That’s why it’s important to set goals in a positive rather than a negative way. To think, write and talk about them positively in order to train and manage our minds, then to subsequently accomplish the changes we want to achieve.
Saying ‘no’ to some things in life can be very challenging. However, if we flip that and say ‘yes’ to an alternative that is more compelling and important to us, we can move forward with much more conviction. If we decide that we need to spend more time with a loved one rather than too many hours at work, for instance, then it helps to have a mindset that we are saying ‘yes’ to that person rather than saying ‘no’ to our employer.

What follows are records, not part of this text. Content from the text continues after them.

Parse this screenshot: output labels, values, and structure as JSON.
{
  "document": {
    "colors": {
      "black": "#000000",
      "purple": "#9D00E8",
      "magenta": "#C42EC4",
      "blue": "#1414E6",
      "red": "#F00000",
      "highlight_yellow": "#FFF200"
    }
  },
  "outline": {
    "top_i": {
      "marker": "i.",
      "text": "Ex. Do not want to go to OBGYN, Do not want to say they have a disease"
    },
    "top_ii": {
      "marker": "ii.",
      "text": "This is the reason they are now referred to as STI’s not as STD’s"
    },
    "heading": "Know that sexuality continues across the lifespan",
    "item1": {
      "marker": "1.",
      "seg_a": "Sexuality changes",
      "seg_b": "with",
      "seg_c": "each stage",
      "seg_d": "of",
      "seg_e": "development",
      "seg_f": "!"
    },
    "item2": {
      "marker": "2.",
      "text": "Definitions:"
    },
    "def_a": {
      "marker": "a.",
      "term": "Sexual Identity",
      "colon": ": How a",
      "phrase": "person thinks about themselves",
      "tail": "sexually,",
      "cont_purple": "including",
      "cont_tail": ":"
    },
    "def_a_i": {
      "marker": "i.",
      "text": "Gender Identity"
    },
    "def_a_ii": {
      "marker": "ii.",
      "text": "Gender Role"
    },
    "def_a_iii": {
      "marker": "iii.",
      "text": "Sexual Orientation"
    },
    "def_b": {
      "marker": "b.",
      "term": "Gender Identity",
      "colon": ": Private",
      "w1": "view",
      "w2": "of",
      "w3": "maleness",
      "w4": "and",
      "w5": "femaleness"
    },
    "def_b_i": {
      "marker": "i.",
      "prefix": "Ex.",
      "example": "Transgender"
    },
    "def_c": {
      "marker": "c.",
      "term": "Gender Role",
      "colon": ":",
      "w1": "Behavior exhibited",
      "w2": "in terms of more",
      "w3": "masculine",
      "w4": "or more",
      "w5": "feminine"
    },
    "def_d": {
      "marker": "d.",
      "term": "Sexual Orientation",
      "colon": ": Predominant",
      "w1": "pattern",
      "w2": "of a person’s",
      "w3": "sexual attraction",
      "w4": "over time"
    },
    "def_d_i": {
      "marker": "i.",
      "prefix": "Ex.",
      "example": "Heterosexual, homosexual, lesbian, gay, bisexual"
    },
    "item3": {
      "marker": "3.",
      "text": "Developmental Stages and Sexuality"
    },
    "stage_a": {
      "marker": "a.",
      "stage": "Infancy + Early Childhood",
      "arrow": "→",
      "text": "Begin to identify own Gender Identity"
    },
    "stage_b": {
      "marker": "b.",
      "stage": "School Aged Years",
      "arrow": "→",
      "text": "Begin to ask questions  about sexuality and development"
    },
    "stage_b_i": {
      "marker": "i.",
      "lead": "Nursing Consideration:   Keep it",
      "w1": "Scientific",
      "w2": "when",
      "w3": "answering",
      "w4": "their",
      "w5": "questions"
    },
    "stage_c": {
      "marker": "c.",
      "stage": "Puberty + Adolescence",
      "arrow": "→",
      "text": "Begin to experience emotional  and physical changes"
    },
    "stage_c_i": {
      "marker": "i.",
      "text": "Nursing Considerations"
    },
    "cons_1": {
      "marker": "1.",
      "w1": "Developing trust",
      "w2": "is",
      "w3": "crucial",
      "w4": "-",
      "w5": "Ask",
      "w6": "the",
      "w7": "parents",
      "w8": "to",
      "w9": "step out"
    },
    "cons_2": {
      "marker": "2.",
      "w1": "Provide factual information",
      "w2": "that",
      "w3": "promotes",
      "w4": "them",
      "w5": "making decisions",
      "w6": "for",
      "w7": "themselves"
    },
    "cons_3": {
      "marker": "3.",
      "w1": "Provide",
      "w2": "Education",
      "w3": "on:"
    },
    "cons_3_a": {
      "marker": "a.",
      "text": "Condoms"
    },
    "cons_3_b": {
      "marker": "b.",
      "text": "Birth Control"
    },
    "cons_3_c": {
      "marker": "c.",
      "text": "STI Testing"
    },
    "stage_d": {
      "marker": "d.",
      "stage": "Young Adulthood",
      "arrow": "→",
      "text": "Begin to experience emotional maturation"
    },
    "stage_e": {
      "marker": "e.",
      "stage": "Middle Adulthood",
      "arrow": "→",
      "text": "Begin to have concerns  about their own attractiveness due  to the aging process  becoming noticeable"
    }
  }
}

Once we have a compelling vision we can set ourselves a goal. Where the vision is the overall aim and the goal is the specific detail. So, our vision may be to become happier whilst our goal will focus on, say, being a certain weight.
It then becomes important to set a SMART goal. Meaning Specific, Measurable, Achievable, Relevant and Time Bound. A SMARTgoal might, for example, be to reduce our weight from 120 kg to 80 kg over a year, whereas simply saying ‘I’m going to lose weight’ is not
Once we have a long-term goal we can then break it down into smaller, manageable chunks by setting appropriate targets at monthly, weekly or daily intervals, depending on the circumstances and what works best for us.
Taking small steps forward eventually creates a journey and builds momentum. I usually find that, once people have made some progress, they can feel the changes happening. That builds confidence, strengthens motivation and inspires people to complete the journey.
There will inevitably be challenges along the way. My advice would be to not turn a drama into a crisis or, as one of my coaching clients said recently, ‘don’t turn a pothole into a sinkhole!’ We may have to accept that our journey won’t be in a straight line but, if we persevere, we will get there in the end.
Finally, it’s important to accept help along the way. We don’t have to complete our journey (New Year resolution) alone. It’s often good to get support from someone, be that a professional life coach, a specialist in a specific subject or a trusted friend.
Now make those New Year resolutions really happen!